Here the requirement is to repeat every record exactly, in full.

··········

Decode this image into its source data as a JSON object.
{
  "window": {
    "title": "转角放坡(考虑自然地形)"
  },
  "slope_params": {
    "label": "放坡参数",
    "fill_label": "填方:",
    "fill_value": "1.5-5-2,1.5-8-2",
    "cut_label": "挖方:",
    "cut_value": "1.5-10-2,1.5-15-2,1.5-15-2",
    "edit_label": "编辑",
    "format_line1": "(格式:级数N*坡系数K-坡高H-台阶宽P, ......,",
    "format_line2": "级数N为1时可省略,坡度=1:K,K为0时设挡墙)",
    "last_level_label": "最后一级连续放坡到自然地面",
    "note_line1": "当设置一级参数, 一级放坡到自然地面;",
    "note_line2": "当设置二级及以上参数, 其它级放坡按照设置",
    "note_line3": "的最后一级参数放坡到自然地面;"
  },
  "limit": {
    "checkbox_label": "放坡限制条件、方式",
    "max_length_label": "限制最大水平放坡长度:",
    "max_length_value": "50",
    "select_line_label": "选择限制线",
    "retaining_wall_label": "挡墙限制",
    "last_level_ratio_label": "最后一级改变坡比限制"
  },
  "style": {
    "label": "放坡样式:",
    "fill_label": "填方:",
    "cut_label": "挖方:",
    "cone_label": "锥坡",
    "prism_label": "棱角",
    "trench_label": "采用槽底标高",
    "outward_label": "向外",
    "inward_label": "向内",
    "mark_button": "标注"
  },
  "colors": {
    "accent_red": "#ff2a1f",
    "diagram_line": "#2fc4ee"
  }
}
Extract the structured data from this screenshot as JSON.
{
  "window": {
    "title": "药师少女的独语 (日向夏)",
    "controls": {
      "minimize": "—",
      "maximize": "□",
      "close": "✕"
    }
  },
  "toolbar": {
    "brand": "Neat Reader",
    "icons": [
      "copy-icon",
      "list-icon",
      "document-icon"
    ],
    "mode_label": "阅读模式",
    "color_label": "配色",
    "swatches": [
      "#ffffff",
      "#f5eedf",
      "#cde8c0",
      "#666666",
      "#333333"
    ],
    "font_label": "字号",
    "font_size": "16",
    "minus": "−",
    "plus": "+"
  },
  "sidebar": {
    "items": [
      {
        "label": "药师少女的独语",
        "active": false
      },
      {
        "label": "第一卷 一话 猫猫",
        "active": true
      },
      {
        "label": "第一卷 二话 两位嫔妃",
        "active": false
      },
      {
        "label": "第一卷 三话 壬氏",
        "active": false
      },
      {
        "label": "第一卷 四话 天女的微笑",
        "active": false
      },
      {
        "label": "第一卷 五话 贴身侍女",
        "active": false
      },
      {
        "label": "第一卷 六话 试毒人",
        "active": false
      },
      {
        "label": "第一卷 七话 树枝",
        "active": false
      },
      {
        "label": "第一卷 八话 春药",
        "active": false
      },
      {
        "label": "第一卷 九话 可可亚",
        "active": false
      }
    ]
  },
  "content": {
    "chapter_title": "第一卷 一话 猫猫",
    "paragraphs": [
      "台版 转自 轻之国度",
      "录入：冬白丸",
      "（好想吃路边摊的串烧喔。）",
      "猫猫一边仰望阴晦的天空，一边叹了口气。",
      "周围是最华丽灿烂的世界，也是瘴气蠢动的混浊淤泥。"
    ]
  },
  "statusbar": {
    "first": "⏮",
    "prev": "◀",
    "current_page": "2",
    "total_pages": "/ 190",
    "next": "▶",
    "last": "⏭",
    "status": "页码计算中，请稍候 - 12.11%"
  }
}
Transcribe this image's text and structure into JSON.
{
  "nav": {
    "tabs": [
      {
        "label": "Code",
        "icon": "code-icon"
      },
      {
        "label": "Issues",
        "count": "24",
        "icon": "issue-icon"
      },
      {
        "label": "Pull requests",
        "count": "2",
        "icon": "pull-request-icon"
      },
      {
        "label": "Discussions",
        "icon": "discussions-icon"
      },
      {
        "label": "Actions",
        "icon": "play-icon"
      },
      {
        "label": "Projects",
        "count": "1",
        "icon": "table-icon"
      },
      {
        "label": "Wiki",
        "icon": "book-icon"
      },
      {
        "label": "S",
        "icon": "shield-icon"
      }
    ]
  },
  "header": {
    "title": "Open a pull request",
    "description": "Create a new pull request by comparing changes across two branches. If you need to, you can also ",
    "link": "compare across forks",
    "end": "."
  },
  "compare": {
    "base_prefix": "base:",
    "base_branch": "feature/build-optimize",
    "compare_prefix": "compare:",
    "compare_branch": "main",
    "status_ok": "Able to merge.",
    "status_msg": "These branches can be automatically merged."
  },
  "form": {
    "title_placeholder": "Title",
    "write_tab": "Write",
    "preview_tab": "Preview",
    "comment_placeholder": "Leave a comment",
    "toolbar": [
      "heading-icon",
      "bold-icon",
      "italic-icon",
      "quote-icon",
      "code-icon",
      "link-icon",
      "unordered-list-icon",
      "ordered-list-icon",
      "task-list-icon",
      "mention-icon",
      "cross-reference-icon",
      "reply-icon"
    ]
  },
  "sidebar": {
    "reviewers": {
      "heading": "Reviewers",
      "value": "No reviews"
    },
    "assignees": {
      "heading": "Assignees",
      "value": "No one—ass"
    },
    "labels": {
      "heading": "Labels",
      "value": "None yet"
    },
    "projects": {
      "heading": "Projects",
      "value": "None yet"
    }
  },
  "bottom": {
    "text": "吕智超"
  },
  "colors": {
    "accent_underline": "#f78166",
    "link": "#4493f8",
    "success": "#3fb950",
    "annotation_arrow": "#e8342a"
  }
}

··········

Expected answer:
Decode this image into its source data as a JSON object.
{
  "window": {
    "title": "转角放坡(考虑自然地形)"
  },
  "slope_params": {
    "label": "放坡参数",
    "fill_label": "填方:",
    "fill_value": "1.5-5-2,1.5-8-2",
    "cut_label": "挖方:",
    "cut_value": "1.5-10-2,1.5-15-2,1.5-15-2",
    "edit_label": "编辑",
    "format_line1": "(格式:级数N*坡系数K-坡高H-台阶宽P, ......,",
    "format_line2": "级数N为1时可省略,坡度=1:K,K为0时设挡墙)",
    "last_level_label": "最后一级连续放坡到自然地面",
    "note_line1": "当设置一级参数, 一级放坡到自然地面;",
    "note_line2": "当设置二级及以上参数, 其它级放坡按照设置",
    "note_line3": "的最后一级参数放坡到自然地面;"
  },
  "limit": {
    "checkbox_label": "放坡限制条件、方式",
    "max_length_label": "限制最大水平放坡长度:",
    "max_length_value": "50",
    "select_line_label": "选择限制线",
    "retaining_wall_label": "挡墙限制",
    "last_level_ratio_label": "最后一级改变坡比限制"
  },
  "style": {
    "label": "放坡样式:",
    "fill_label": "填方:",
    "cut_label": "挖方:",
    "cone_label": "锥坡",
    "prism_label": "棱角",
    "trench_label": "采用槽底标高",
    "outward_label": "向外",
    "inward_label": "向内",
    "mark_button": "标注"
  },
  "colors": {
    "accent_red": "#ff2a1f",
    "diagram_line": "#2fc4ee"
  }
}
Extract the structured data from this screenshot as JSON.
{
  "window": {
    "title": "药师少女的独语 (日向夏)",
    "controls": {
      "minimize": "—",
      "maximize": "□",
      "close": "✕"
    }
  },
  "toolbar": {
    "brand": "Neat Reader",
    "icons": [
      "copy-icon",
      "list-icon",
      "document-icon"
    ],
    "mode_label": "阅读模式",
    "color_label": "配色",
    "swatches": [
      "#ffffff",
      "#f5eedf",
      "#cde8c0",
      "#666666",
      "#333333"
    ],
    "font_label": "字号",
    "font_size": "16",
    "minus": "−",
    "plus": "+"
  },
  "sidebar": {
    "items": [
      {
        "label": "药师少女的独语",
        "active": false
      },
      {
        "label": "第一卷 一话 猫猫",
        "active": true
      },
      {
        "label": "第一卷 二话 两位嫔妃",
        "active": false
      },
      {
        "label": "第一卷 三话 壬氏",
        "active": false
      },
      {
        "label": "第一卷 四话 天女的微笑",
        "active": false
      },
      {
        "label": "第一卷 五话 贴身侍女",
        "active": false
      },
      {
        "label": "第一卷 六话 试毒人",
        "active": false
      },
      {
        "label": "第一卷 七话 树枝",
        "active": false
      },
      {
        "label": "第一卷 八话 春药",
        "active": false
      },
      {
        "label": "第一卷 九话 可可亚",
        "active": false
      }
    ]
  },
  "content": {
    "chapter_title": "第一卷 一话 猫猫",
    "paragraphs": [
      "台版 转自 轻之国度",
      "录入：冬白丸",
      "（好想吃路边摊的串烧喔。）",
      "猫猫一边仰望阴晦的天空，一边叹了口气。",
      "周围是最华丽灿烂的世界，也是瘴气蠢动的混浊淤泥。"
    ]
  },
  "statusbar": {
    "first": "⏮",
    "prev": "◀",
    "current_page": "2",
    "total_pages": "/ 190",
    "next": "▶",
    "last": "⏭",
    "status": "页码计算中，请稍候 - 12.11%"
  }
}
Transcribe this image's text and structure into JSON.
{
  "nav": {
    "tabs": [
      {
        "label": "Code",
        "icon": "code-icon"
      },
      {
        "label": "Issues",
        "count": "24",
        "icon": "issue-icon"
      },
      {
        "label": "Pull requests",
        "count": "2",
        "icon": "pull-request-icon"
      },
      {
        "label": "Discussions",
        "icon": "discussions-icon"
      },
      {
        "label": "Actions",
        "icon": "play-icon"
      },
      {
        "label": "Projects",
        "count": "1",
        "icon": "table-icon"
      },
      {
        "label": "Wiki",
        "icon": "book-icon"
      },
      {
        "label": "S",
        "icon": "shield-icon"
      }
    ]
  },
  "header": {
    "title": "Open a pull request",
    "description": "Create a new pull request by comparing changes across two branches. If you need to, you can also ",
    "link": "compare across forks",
    "end": "."
  },
  "compare": {
    "base_prefix": "base:",
    "base_branch": "feature/build-optimize",
    "compare_prefix": "compare:",
    "compare_branch": "main",
    "status_ok": "Able to merge.",
    "status_msg": "These branches can be automatically merged."
  },
  "form": {
    "title_placeholder": "Title",
    "write_tab": "Write",
    "preview_tab": "Preview",
    "comment_placeholder": "Leave a comment",
    "toolbar": [
      "heading-icon",
      "bold-icon",
      "italic-icon",
      "quote-icon",
      "code-icon",
      "link-icon",
      "unordered-list-icon",
      "ordered-list-icon",
      "task-list-icon",
      "mention-icon",
      "cross-reference-icon",
      "reply-icon"
    ]
  },
  "sidebar": {
    "reviewers": {
      "heading": "Reviewers",
      "value": "No reviews"
    },
    "assignees": {
      "heading": "Assignees",
      "value": "No one—ass"
    },
    "labels": {
      "heading": "Labels",
      "value": "None yet"
    },
    "projects": {
      "heading": "Projects",
      "value": "None yet"
    }
  },
  "bottom": {
    "text": "吕智超"
  },
  "colors": {
    "accent_underline": "#f78166",
    "link": "#4493f8",
    "success": "#3fb950",
    "annotation_arrow": "#e8342a"
  }
}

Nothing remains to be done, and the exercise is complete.